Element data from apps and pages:
******************************
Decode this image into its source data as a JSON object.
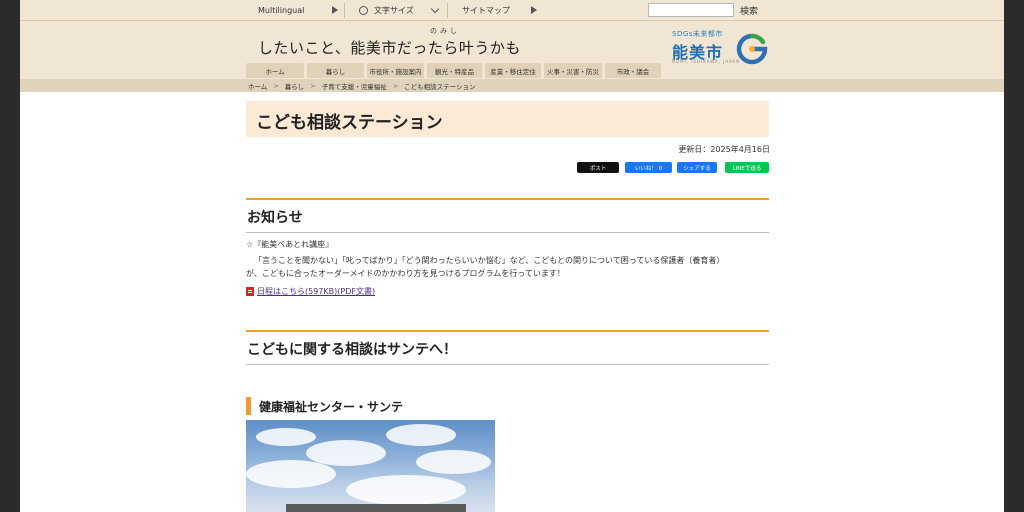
{
  "utility_bar": {
    "multilingual": "Multilingual",
    "font_size": "文字サイズ",
    "sitemap": "サイトマップ",
    "search_placeholder": "",
    "search_button": "検索"
  },
  "header": {
    "tagline": "したいこと、能美市だったら叶うかも",
    "ruby": "のみし",
    "logo_sdgs": "SDGs未来都市",
    "logo_name": "能美市",
    "logo_roman": "NOMI, ISHIKAWA, JAPAN"
  },
  "nav": {
    "items": [
      "ホーム",
      "暮らし",
      "市役所・施設案内",
      "観光・特産品",
      "産業・移住定住",
      "火事・災害・防災",
      "市政・議会"
    ]
  },
  "breadcrumb": [
    "ホーム",
    "暮らし",
    "子育て支援・児童福祉",
    "こども相談ステーション"
  ],
  "page": {
    "title": "こども相談ステーション",
    "updated": "更新日：2025年4月16日"
  },
  "share": {
    "x": "ポスト",
    "fb_like": "いいね！ 0",
    "fb_share": "シェアする",
    "line": "LINEで送る"
  },
  "notice": {
    "heading": "お知らせ",
    "item_title": "☆『能美ぺあとれ講座』",
    "body_line1": "「言うことを聞かない」「叱ってばかり」「どう関わったらいいか悩む」など、こどもとの関りについて困っている保護者（養育者）",
    "body_line2": "が、こどもに合ったオーダーメイドのかかわり方を見つけるプログラムを行っています！",
    "pdf_link": "日程はこちら(597KB)(PDF文書)"
  },
  "consult": {
    "heading": "こどもに関する相談はサンテへ！",
    "facility": "健康福祉センター・サンテ"
  },
  "colors": {
    "accent": "#f29a2e",
    "header_bg": "#f1e6d3",
    "title_bg": "#fce9d6"
  }
}
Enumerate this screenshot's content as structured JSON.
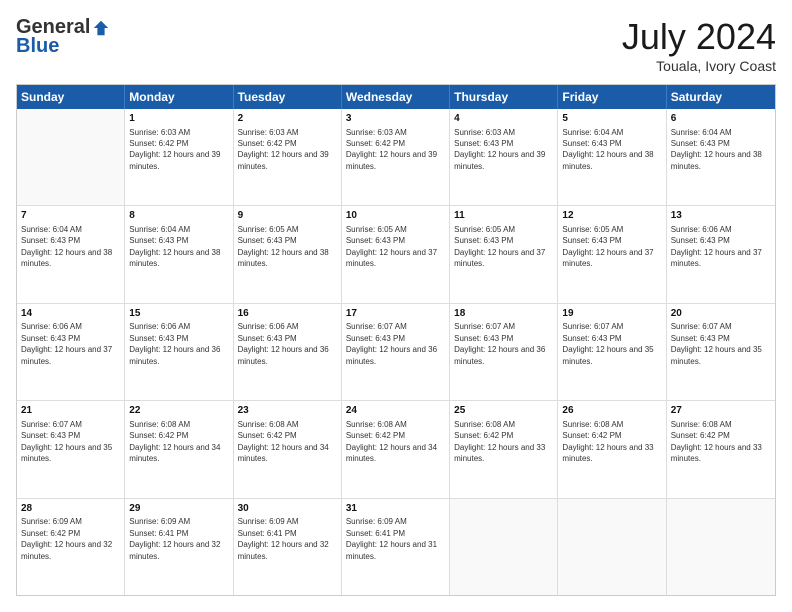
{
  "logo": {
    "general": "General",
    "blue": "Blue"
  },
  "title": "July 2024",
  "location": "Touala, Ivory Coast",
  "weekdays": [
    "Sunday",
    "Monday",
    "Tuesday",
    "Wednesday",
    "Thursday",
    "Friday",
    "Saturday"
  ],
  "weeks": [
    [
      {
        "day": null,
        "sunrise": null,
        "sunset": null,
        "daylight": null
      },
      {
        "day": "1",
        "sunrise": "Sunrise: 6:03 AM",
        "sunset": "Sunset: 6:42 PM",
        "daylight": "Daylight: 12 hours and 39 minutes."
      },
      {
        "day": "2",
        "sunrise": "Sunrise: 6:03 AM",
        "sunset": "Sunset: 6:42 PM",
        "daylight": "Daylight: 12 hours and 39 minutes."
      },
      {
        "day": "3",
        "sunrise": "Sunrise: 6:03 AM",
        "sunset": "Sunset: 6:42 PM",
        "daylight": "Daylight: 12 hours and 39 minutes."
      },
      {
        "day": "4",
        "sunrise": "Sunrise: 6:03 AM",
        "sunset": "Sunset: 6:43 PM",
        "daylight": "Daylight: 12 hours and 39 minutes."
      },
      {
        "day": "5",
        "sunrise": "Sunrise: 6:04 AM",
        "sunset": "Sunset: 6:43 PM",
        "daylight": "Daylight: 12 hours and 38 minutes."
      },
      {
        "day": "6",
        "sunrise": "Sunrise: 6:04 AM",
        "sunset": "Sunset: 6:43 PM",
        "daylight": "Daylight: 12 hours and 38 minutes."
      }
    ],
    [
      {
        "day": "7",
        "sunrise": "Sunrise: 6:04 AM",
        "sunset": "Sunset: 6:43 PM",
        "daylight": "Daylight: 12 hours and 38 minutes."
      },
      {
        "day": "8",
        "sunrise": "Sunrise: 6:04 AM",
        "sunset": "Sunset: 6:43 PM",
        "daylight": "Daylight: 12 hours and 38 minutes."
      },
      {
        "day": "9",
        "sunrise": "Sunrise: 6:05 AM",
        "sunset": "Sunset: 6:43 PM",
        "daylight": "Daylight: 12 hours and 38 minutes."
      },
      {
        "day": "10",
        "sunrise": "Sunrise: 6:05 AM",
        "sunset": "Sunset: 6:43 PM",
        "daylight": "Daylight: 12 hours and 37 minutes."
      },
      {
        "day": "11",
        "sunrise": "Sunrise: 6:05 AM",
        "sunset": "Sunset: 6:43 PM",
        "daylight": "Daylight: 12 hours and 37 minutes."
      },
      {
        "day": "12",
        "sunrise": "Sunrise: 6:05 AM",
        "sunset": "Sunset: 6:43 PM",
        "daylight": "Daylight: 12 hours and 37 minutes."
      },
      {
        "day": "13",
        "sunrise": "Sunrise: 6:06 AM",
        "sunset": "Sunset: 6:43 PM",
        "daylight": "Daylight: 12 hours and 37 minutes."
      }
    ],
    [
      {
        "day": "14",
        "sunrise": "Sunrise: 6:06 AM",
        "sunset": "Sunset: 6:43 PM",
        "daylight": "Daylight: 12 hours and 37 minutes."
      },
      {
        "day": "15",
        "sunrise": "Sunrise: 6:06 AM",
        "sunset": "Sunset: 6:43 PM",
        "daylight": "Daylight: 12 hours and 36 minutes."
      },
      {
        "day": "16",
        "sunrise": "Sunrise: 6:06 AM",
        "sunset": "Sunset: 6:43 PM",
        "daylight": "Daylight: 12 hours and 36 minutes."
      },
      {
        "day": "17",
        "sunrise": "Sunrise: 6:07 AM",
        "sunset": "Sunset: 6:43 PM",
        "daylight": "Daylight: 12 hours and 36 minutes."
      },
      {
        "day": "18",
        "sunrise": "Sunrise: 6:07 AM",
        "sunset": "Sunset: 6:43 PM",
        "daylight": "Daylight: 12 hours and 36 minutes."
      },
      {
        "day": "19",
        "sunrise": "Sunrise: 6:07 AM",
        "sunset": "Sunset: 6:43 PM",
        "daylight": "Daylight: 12 hours and 35 minutes."
      },
      {
        "day": "20",
        "sunrise": "Sunrise: 6:07 AM",
        "sunset": "Sunset: 6:43 PM",
        "daylight": "Daylight: 12 hours and 35 minutes."
      }
    ],
    [
      {
        "day": "21",
        "sunrise": "Sunrise: 6:07 AM",
        "sunset": "Sunset: 6:43 PM",
        "daylight": "Daylight: 12 hours and 35 minutes."
      },
      {
        "day": "22",
        "sunrise": "Sunrise: 6:08 AM",
        "sunset": "Sunset: 6:42 PM",
        "daylight": "Daylight: 12 hours and 34 minutes."
      },
      {
        "day": "23",
        "sunrise": "Sunrise: 6:08 AM",
        "sunset": "Sunset: 6:42 PM",
        "daylight": "Daylight: 12 hours and 34 minutes."
      },
      {
        "day": "24",
        "sunrise": "Sunrise: 6:08 AM",
        "sunset": "Sunset: 6:42 PM",
        "daylight": "Daylight: 12 hours and 34 minutes."
      },
      {
        "day": "25",
        "sunrise": "Sunrise: 6:08 AM",
        "sunset": "Sunset: 6:42 PM",
        "daylight": "Daylight: 12 hours and 33 minutes."
      },
      {
        "day": "26",
        "sunrise": "Sunrise: 6:08 AM",
        "sunset": "Sunset: 6:42 PM",
        "daylight": "Daylight: 12 hours and 33 minutes."
      },
      {
        "day": "27",
        "sunrise": "Sunrise: 6:08 AM",
        "sunset": "Sunset: 6:42 PM",
        "daylight": "Daylight: 12 hours and 33 minutes."
      }
    ],
    [
      {
        "day": "28",
        "sunrise": "Sunrise: 6:09 AM",
        "sunset": "Sunset: 6:42 PM",
        "daylight": "Daylight: 12 hours and 32 minutes."
      },
      {
        "day": "29",
        "sunrise": "Sunrise: 6:09 AM",
        "sunset": "Sunset: 6:41 PM",
        "daylight": "Daylight: 12 hours and 32 minutes."
      },
      {
        "day": "30",
        "sunrise": "Sunrise: 6:09 AM",
        "sunset": "Sunset: 6:41 PM",
        "daylight": "Daylight: 12 hours and 32 minutes."
      },
      {
        "day": "31",
        "sunrise": "Sunrise: 6:09 AM",
        "sunset": "Sunset: 6:41 PM",
        "daylight": "Daylight: 12 hours and 31 minutes."
      },
      {
        "day": null,
        "sunrise": null,
        "sunset": null,
        "daylight": null
      },
      {
        "day": null,
        "sunrise": null,
        "sunset": null,
        "daylight": null
      },
      {
        "day": null,
        "sunrise": null,
        "sunset": null,
        "daylight": null
      }
    ]
  ]
}
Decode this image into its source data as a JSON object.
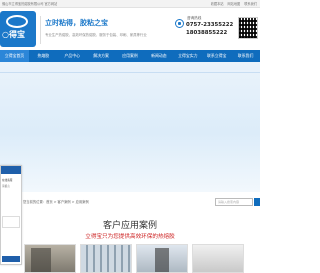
{
  "topbar": {
    "left_text": "佛山市立得宝热熔胶有限公司 官方网站",
    "links": [
      "收藏本站",
      "网站地图",
      "联系我们"
    ]
  },
  "header": {
    "logo_text": "○得宝",
    "slogan": "立时粘得，胶粘之宝",
    "subslogan": "专业生产热熔胶、高效环保热熔胶，服务于包装、印刷、家具等行业",
    "phone_label": "咨询热线",
    "phone1": "0757-23355222",
    "phone2": "18038855222"
  },
  "nav": {
    "items": [
      {
        "label": "立得宝首页",
        "active": true
      },
      {
        "label": "热熔胶",
        "active": false
      },
      {
        "label": "产品中心",
        "active": false
      },
      {
        "label": "解决方案",
        "active": false
      },
      {
        "label": "应用案例",
        "active": false
      },
      {
        "label": "新闻动态",
        "active": false
      },
      {
        "label": "立得宝实力",
        "active": false
      },
      {
        "label": "联系立得宝",
        "active": false
      },
      {
        "label": "联系我们",
        "active": false
      }
    ]
  },
  "chat": {
    "line1": "在线客服",
    "line2": "请留言"
  },
  "breadcrumb": {
    "text": "您当前的位置：首页 > 客户案例 > 应用案例",
    "search_placeholder": "请输入搜索内容"
  },
  "section": {
    "title": "客户应用案例",
    "subtitle": "立得宝只为您提供高效环保的热熔胶"
  },
  "colors": {
    "brand_blue": "#1b78c9",
    "nav_blue": "#0f6cbd",
    "subtitle_red": "#cc1e1e"
  }
}
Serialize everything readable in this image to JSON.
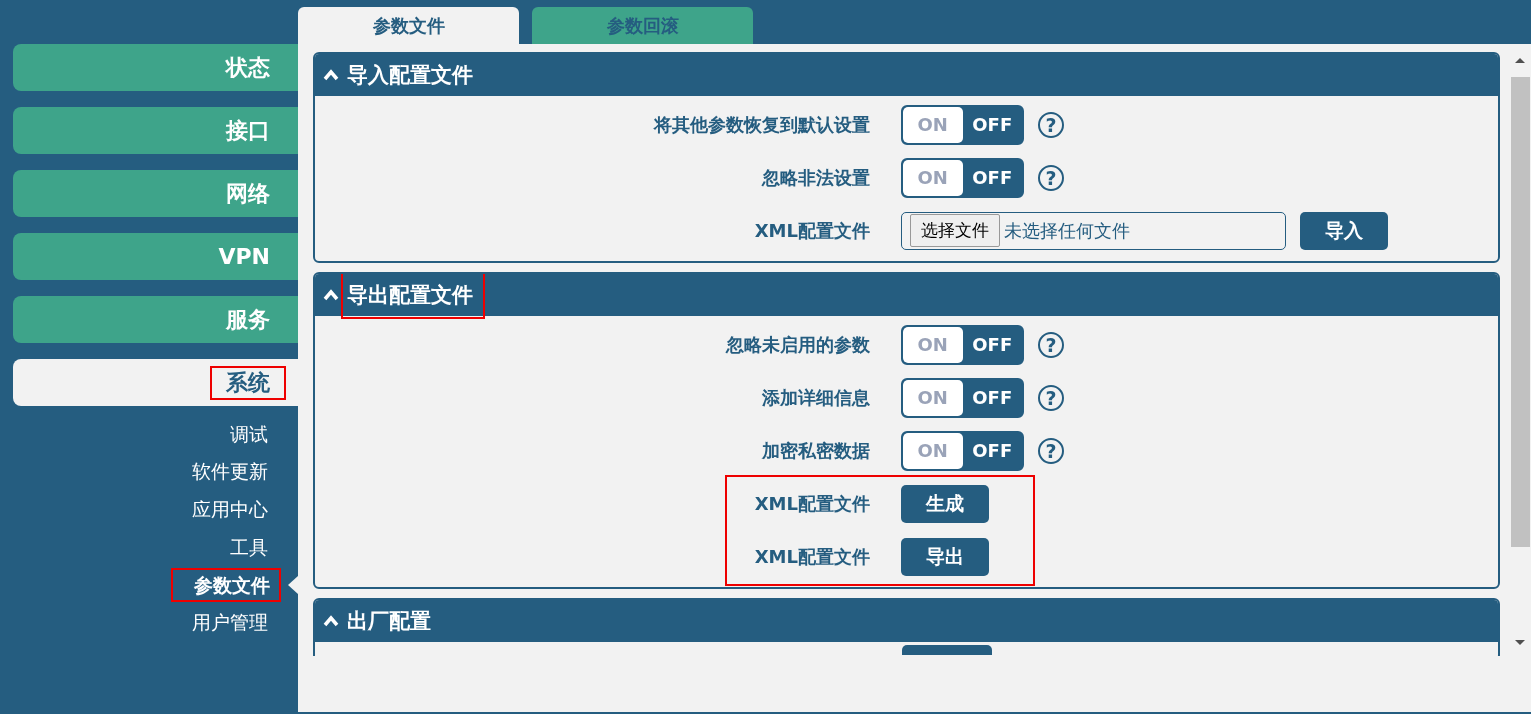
{
  "sidebar": {
    "items": [
      {
        "label": "状态",
        "selected": false,
        "highlighted": false
      },
      {
        "label": "接口",
        "selected": false,
        "highlighted": false
      },
      {
        "label": "网络",
        "selected": false,
        "highlighted": false
      },
      {
        "label": "VPN",
        "selected": false,
        "highlighted": false
      },
      {
        "label": "服务",
        "selected": false,
        "highlighted": false
      },
      {
        "label": "系统",
        "selected": true,
        "highlighted": true,
        "children": [
          {
            "label": "调试",
            "selected": false,
            "highlighted": false
          },
          {
            "label": "软件更新",
            "selected": false,
            "highlighted": false
          },
          {
            "label": "应用中心",
            "selected": false,
            "highlighted": false
          },
          {
            "label": "工具",
            "selected": false,
            "highlighted": false
          },
          {
            "label": "参数文件",
            "selected": true,
            "highlighted": true
          },
          {
            "label": "用户管理",
            "selected": false,
            "highlighted": false
          }
        ]
      }
    ]
  },
  "tabs": [
    {
      "label": "参数文件",
      "selected": true
    },
    {
      "label": "参数回滚",
      "selected": false
    }
  ],
  "sections": [
    {
      "title": "导入配置文件",
      "expanded": true,
      "highlighted": false,
      "rows": [
        {
          "kind": "toggle",
          "label": "将其他参数恢复到默认设置",
          "on": false,
          "on_text": "ON",
          "off_text": "OFF",
          "help": "?"
        },
        {
          "kind": "toggle",
          "label": "忽略非法设置",
          "on": false,
          "on_text": "ON",
          "off_text": "OFF",
          "help": "?"
        },
        {
          "kind": "file",
          "label": "XML配置文件",
          "choose": "选择文件",
          "file_name": "未选择任何文件",
          "button": "导入"
        }
      ]
    },
    {
      "title": "导出配置文件",
      "expanded": true,
      "highlighted": true,
      "rows": [
        {
          "kind": "toggle",
          "label": "忽略未启用的参数",
          "on": false,
          "on_text": "ON",
          "off_text": "OFF",
          "help": "?"
        },
        {
          "kind": "toggle",
          "label": "添加详细信息",
          "on": false,
          "on_text": "ON",
          "off_text": "OFF",
          "help": "?"
        },
        {
          "kind": "toggle",
          "label": "加密私密数据",
          "on": false,
          "on_text": "ON",
          "off_text": "OFF",
          "help": "?"
        },
        {
          "kind": "button",
          "label": "XML配置文件",
          "button": "生成",
          "highlighted": true
        },
        {
          "kind": "button",
          "label": "XML配置文件",
          "button": "导出",
          "highlighted": true
        }
      ]
    },
    {
      "title": "出厂配置",
      "expanded": true,
      "highlighted": false
    }
  ]
}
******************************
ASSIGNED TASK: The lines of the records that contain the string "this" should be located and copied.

RESPONSE AREA:
Decode this image into its source data as a JSON object.
Enumerate this screenshot's content as structured JSON.
Decode this image into its source data as a JSON object.
Serialize everything readable in this image to JSON.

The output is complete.